Professor Paul Moss, the UK Coronavirus Immunology Consortium lead, of the University of Birmingham, said it was the first study in the world “to show robust cellular immunity remains at six months after infection in individuals who experienced either mild/moderate or asymptomatic Covid-19. Six months is an early time point, and cells can live for a very long time.”
The ‘vaccines’ being prepared for covid19 won’t do what people (and Governments and media) expect of a vaccine.
Peter Doshi, Associate Editor of the BMJ has analysed the lead candidates and concludes:
“None of the trials currently under way are designed to detect a reduction in any serious outcome such as hospital admissions, use of intensive care, or deaths. Nor are the vaccines being studied to determine whether they can interrupt transmission of the virus.”

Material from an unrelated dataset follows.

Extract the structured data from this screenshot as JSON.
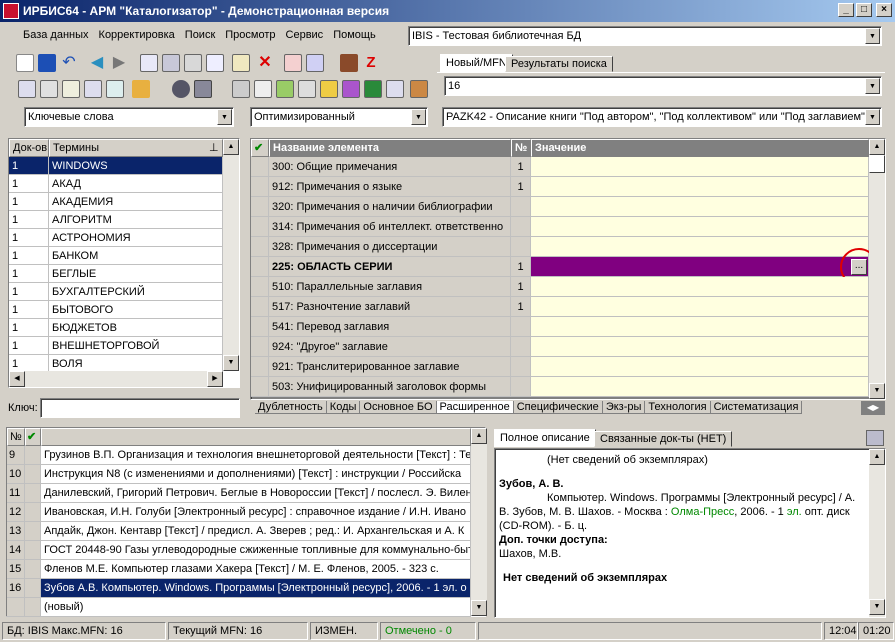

The world has bet the farm on vaccines as the solution to the pandemic, but the trials are not focused on answering the questions many might assume they are. Peter Doshi reports As phase III trials of covid-19…
The world has bet the farm on vaccines as the solution to the pandemic, but the trials are not focused on answering the questions many might assume they are. Peter Doshi reports As phase III trials of covid-19 vaccines reach their target enrolments, officials have been trying to project calm. The US…
Data has been the most disappointing factor about humanity’s response to Covid19.
It has been faulty, incomplete, inconsistent, skewed by design, and often, invented (ie. models).
It seems like most of the disputes over how dangerous Covid19 is, and what to do about it, hinge on data that is unreliable. Our ability to interrogate data far outstrips the quality of the data.
It’s not been a flattering picture for the future, of the capabilities of our modern age.
Throughout the pandemic, the government and its scientific advisers have made constant predictions, projections and illustrations regarding the behaviour of Covid-19. Their figures are never revisited as the Covid narrative unfolds, which means we are not given an idea of the error margin….